Prism Johnson’s tiles, bath & kitchen (TBK) business enjoyed leadership position over FY03-12. However, in FY11 & FY 12 the company received a severe setback when its sizable percentage of total capacity in Andhra Pradesh and Karnataka suffered on account of power and fuel availability. Now, the company has addressed power & fuel issues in South India by installing three coal gasifiers in the AP plant (2 plants), winning bids for onshore micro gas wells and natural gas pipeline connectivity completed for Karnataka plant.

Somany Ceramics

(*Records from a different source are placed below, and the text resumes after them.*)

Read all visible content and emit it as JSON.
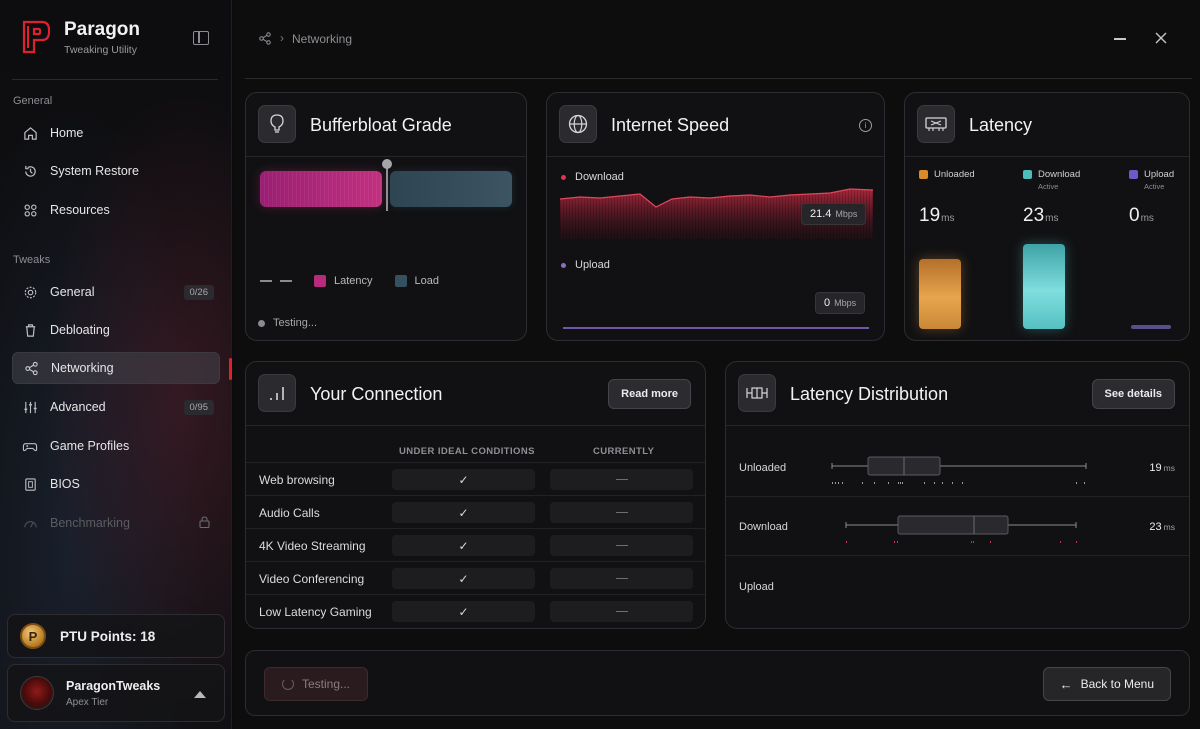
{
  "brand": {
    "title": "Paragon",
    "subtitle": "Tweaking Utility",
    "accent": "#e0212d"
  },
  "sidebar": {
    "sections": [
      {
        "label": "General"
      },
      {
        "label": "Tweaks"
      }
    ],
    "items": [
      {
        "label": "Home",
        "icon": "home-icon"
      },
      {
        "label": "System Restore",
        "icon": "restore-icon"
      },
      {
        "label": "Resources",
        "icon": "grid-icon"
      },
      {
        "label": "General",
        "icon": "gear-icon",
        "badge": "0/26"
      },
      {
        "label": "Debloating",
        "icon": "trash-icon"
      },
      {
        "label": "Networking",
        "icon": "share-icon",
        "active": true
      },
      {
        "label": "Advanced",
        "icon": "sliders-icon",
        "badge": "0/95"
      },
      {
        "label": "Game Profiles",
        "icon": "gamepad-icon"
      },
      {
        "label": "BIOS",
        "icon": "chip-icon"
      },
      {
        "label": "Benchmarking",
        "icon": "gauge-icon",
        "locked": true
      }
    ],
    "points": {
      "label": "PTU Points: 18",
      "coin": "P"
    },
    "user": {
      "name": "ParagonTweaks",
      "tier": "Apex Tier"
    }
  },
  "breadcrumb": {
    "icon": "share-icon",
    "separator": "›",
    "current": "Networking"
  },
  "bufferbloat": {
    "title": "Bufferbloat Grade",
    "legend": {
      "latency": "Latency",
      "load": "Load"
    },
    "status": "Testing...",
    "colors": {
      "latency": "#b72a7c",
      "load": "#35505e"
    }
  },
  "speed": {
    "title": "Internet Speed",
    "download": {
      "label": "Download",
      "value": "21.4",
      "unit": "Mbps",
      "color": "#e0344c"
    },
    "upload": {
      "label": "Upload",
      "value": "0",
      "unit": "Mbps",
      "color": "#8b6cc7"
    }
  },
  "latency": {
    "title": "Latency",
    "columns": [
      {
        "label": "Unloaded",
        "sub": "",
        "value": "19",
        "unit": "ms",
        "color": "#d98a2b"
      },
      {
        "label": "Download",
        "sub": "Active",
        "value": "23",
        "unit": "ms",
        "color": "#4fbcbc"
      },
      {
        "label": "Upload",
        "sub": "Active",
        "value": "0",
        "unit": "ms",
        "color": "#6b5bc4"
      }
    ]
  },
  "connection": {
    "title": "Your Connection",
    "read_more": "Read more",
    "col_ideal": "UNDER IDEAL CONDITIONS",
    "col_current": "CURRENTLY",
    "rows": [
      {
        "label": "Web browsing",
        "ideal": "✓"
      },
      {
        "label": "Audio Calls",
        "ideal": "✓"
      },
      {
        "label": "4K Video Streaming",
        "ideal": "✓"
      },
      {
        "label": "Video Conferencing",
        "ideal": "✓"
      },
      {
        "label": "Low Latency Gaming",
        "ideal": "✓"
      }
    ]
  },
  "distribution": {
    "title": "Latency Distribution",
    "see_details": "See details",
    "rows": [
      {
        "label": "Unloaded",
        "value": "19",
        "unit": "ms"
      },
      {
        "label": "Download",
        "value": "23",
        "unit": "ms"
      },
      {
        "label": "Upload",
        "value": "",
        "unit": ""
      }
    ]
  },
  "footer": {
    "testing": "Testing...",
    "back": "Back to Menu"
  }
}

Somany Ceramics is the second-largest manufacturer of ceramic and vitrified tiles in India. It has manufacturing facilities at Kadi in Gujarat, Kassar in Haryana and other JV plants. It has tiles capacity of 64mn sqm, comprising own capacity of 29mn sqm, JV capacity of 26mn sqm and outsourcing capacity of 9.0mn sqm. Somany also operates sanitary ware with 1.2mn pieces per year and bath fittings.

Asian Granito

Asian Granito India is the fourth-largest manufacturer of ceramic and vitrified tiles in India. It has manufacturing facilities at Dalpu, Idar & Dholka in Gujarat) and other JV plants. It has tiles capacity of 32mn sqm comprising own capacity of 15mn sqm, JV capacity of 11mn sqm and outsourcing capacity of 6mn sqm. The company also operates quartz manufacturing with 0.53mn sqm capacity and marble capacity of 0.73mn sqm.

Cera Sanitaryware

Cera Sanitaryware manufactures, markets and distributes sanitaryware and faucetware, and trades in tiles and other bathroom products. Its sanitary ware and faucetware plants are located at Kadi district of Gujarat. Its 3m piece-a-year sanitaryware division accounts for more than half of its revenue. The company recently commissioned a 2,500-piece-a-day state-ofthe-art faucetware plant, with which its present capacity has gone up  7,200 pieces a day, scalable to 10,000.

Orient Bell

Orient Bell Limited was established in the 1970s, with its base in New Delhi. The company is one of the largest manufacturers of ceramic and vitrified tiles as well as the first to manufacture ultra-vitrified tiles in India. At present, the company is the 7th largest tiles manufacturer in the country.

Nitco Ltd

Established in 1953, Nitco is known for premium brands. Nitco is one of the largest manufacturers of floor tiles in India and has a vast portfolio of floor and wall tiles, marble, mosaic and metal craft. The company also exports tiles to European and Middle East countries.